      [Updated by Tony Luck to change efi.h:efi_freemem_callback_t to use
       u64 for start/end rather than unsigned long]
      Signed-off-by: default avatarMatthew Wilcox <willy@linux.intel.com>
      Signed-off-by: default avatarTony Luck <tony.luck@intel.com>
    • Thomas Gleixner's avatar
      remove put_cpu_no_resched() · 8b0b1db0
      Thomas Gleixner authored
      put_cpu_no_resched() is an optimization of put_cpu() which unfortunately
      can cause high latencies.
      The nfs iostats code uses put_cpu_no_resched() in a code sequence where a
      reschedule request caused by an interrupt between the get_cpu() and the
      put_cpu_no_resched() can delay the reschedule for at least HZ.
      The other users of put_cpu_no_resched() optimize correctly in interrupt
      code, but there is no real harm in using the put_cpu() function which is
      an alias for preempt_enable().  The extra check of the preemmpt count is
      not as critical as the potential source of missing a reschedule.
      Debugged in the preempt-rt tree and verified in mainline.
      Impact: remove a high latency source
      [akpm@linux-foundation.org: build fix]
      Signed-off-by: default avatarThomas Gleixner <tglx@linutronix.de>
      Acked-by: default avatarIngo Molnar <mingo@elte.hu>
      Cc: Tony Luck <tony.luck@intel.com>
      Cc: Trond Myklebust <Trond.Myklebust@netapp.com>
      Cc: "J. Bruce Fields" <bfields@fieldses.org>
      Signed-off-by: default avatarAndrew Morton <akpm@linux-foundation.org>
      Signed-off-by: default avatarLinus Torvalds <torvalds@linux-foundation.org>
  25. 27 Mar, 2009 1 commit
  26. 16 Mar, 2009 1 commit
  27. 13 Nov, 2008 2 commits
  28. 01 Nov, 2008 1 commit
    • Al Viro's avatar
      saner FASYNC handling on file close · 233e70f4
      Al Viro authored
      As it is, all instances of ->release() for files that have ->fasync()
      need to remember to evict file from fasync lists; forgetting that
      creates a hole and we actually have a bunch that *does* forget.
      So let's keep our lives simple - let __fput() check FASYNC in
      file->f_flags and call ->fasync() there if it's been set.  And lose that
      crap in ->release() instances - leaving it there is still valid, but we
      don't have to bother anymore.
      Signed-off-by: default avatarAl Viro <viro@zeniv.linux.org.uk>

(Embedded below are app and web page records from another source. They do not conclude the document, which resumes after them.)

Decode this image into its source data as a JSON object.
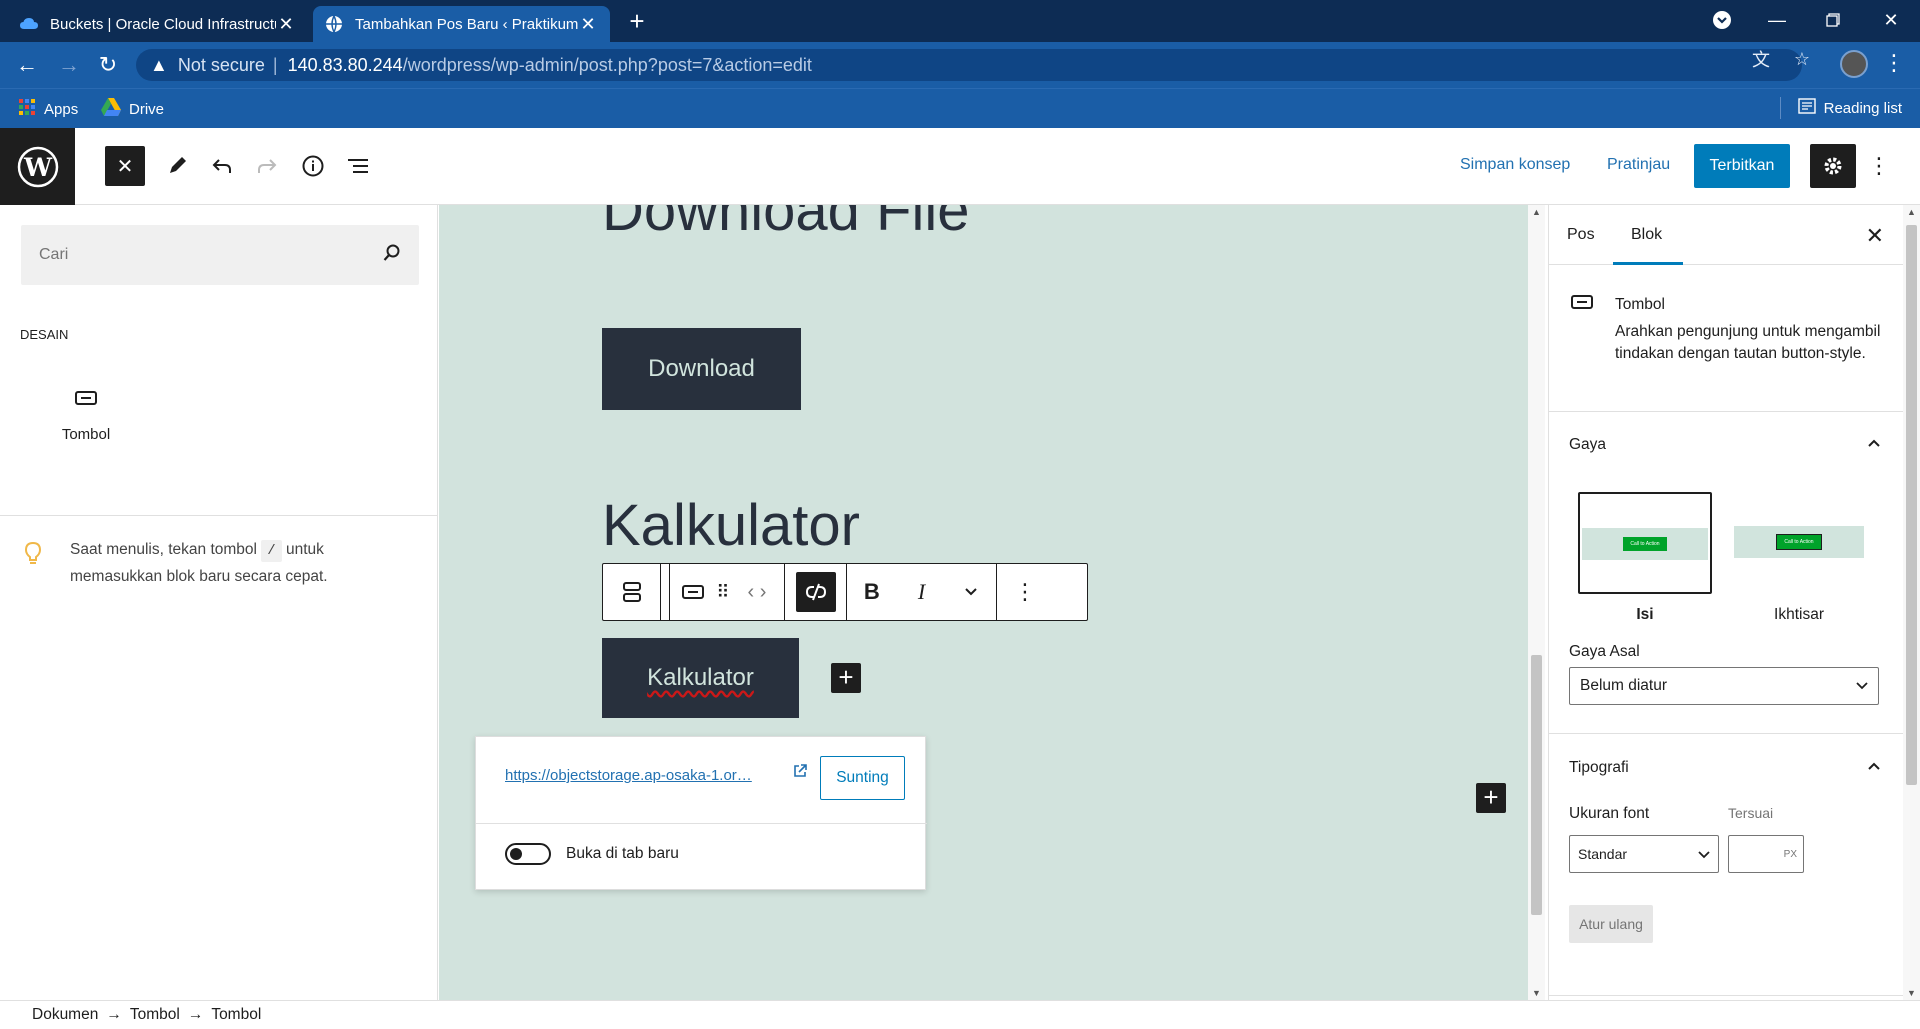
{
  "browser": {
    "tabs": [
      {
        "title": "Buckets | Oracle Cloud Infrastructure",
        "close": "✕"
      },
      {
        "title": "Tambahkan Pos Baru ‹ Praktikum",
        "close": "✕"
      }
    ],
    "not_secure": "Not secure",
    "url_host": "140.83.80.244",
    "url_rest": "/wordpress/wp-admin/post.php?post=7&action=edit",
    "bookmarks": [
      {
        "label": "Apps"
      },
      {
        "label": "Drive"
      }
    ],
    "reading_list": "Reading list"
  },
  "wp_header": {
    "save_draft": "Simpan konsep",
    "preview": "Pratinjau",
    "publish": "Terbitkan"
  },
  "inserter": {
    "search_placeholder": "Cari",
    "category": "DESAIN",
    "block_label": "Tombol",
    "tip_before": "Saat menulis, tekan tombol",
    "tip_key": "/",
    "tip_after": "untuk memasukkan blok baru secara cepat."
  },
  "canvas": {
    "heading_1": "Download File",
    "button_1": "Download",
    "heading_2": "Kalkulator",
    "button_2": "Kalkulator",
    "link_url": "https://objectstorage.ap-osaka-1.or…",
    "edit_link": "Sunting",
    "open_new_tab": "Buka di tab baru"
  },
  "sidebar": {
    "tab_post": "Pos",
    "tab_block": "Blok",
    "block_title": "Tombol",
    "block_desc": "Arahkan pengunjung untuk mengambil tindakan dengan tautan button-style.",
    "styles_heading": "Gaya",
    "style_fill": "Isi",
    "style_outline": "Ikhtisar",
    "style_preview_text": "Call to Action",
    "default_style_label": "Gaya Asal",
    "default_style_value": "Belum diatur",
    "typography_heading": "Tipografi",
    "font_size_label": "Ukuran font",
    "custom_label": "Tersuai",
    "font_size_value": "Standar",
    "custom_unit": "PX",
    "reset": "Atur ulang"
  },
  "footer": {
    "breadcrumbs": [
      "Dokumen",
      "Tombol",
      "Tombol"
    ],
    "sep": "→"
  },
  "colors": {
    "chrome_tabbar": "#0d2c54",
    "chrome_toolbar": "#1a5da6",
    "canvas_bg": "#d2e3dd",
    "button_bg": "#28303d",
    "wp_accent": "#007cba"
  }
}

      Signed-off-by: default avatarLinus Torvalds <torvalds@linux-foundation.org>
  29. 06 Oct, 2008 1 commit
  30. 26 Jul, 2008 1 commit
  31. 26 Jun, 2008 1 commit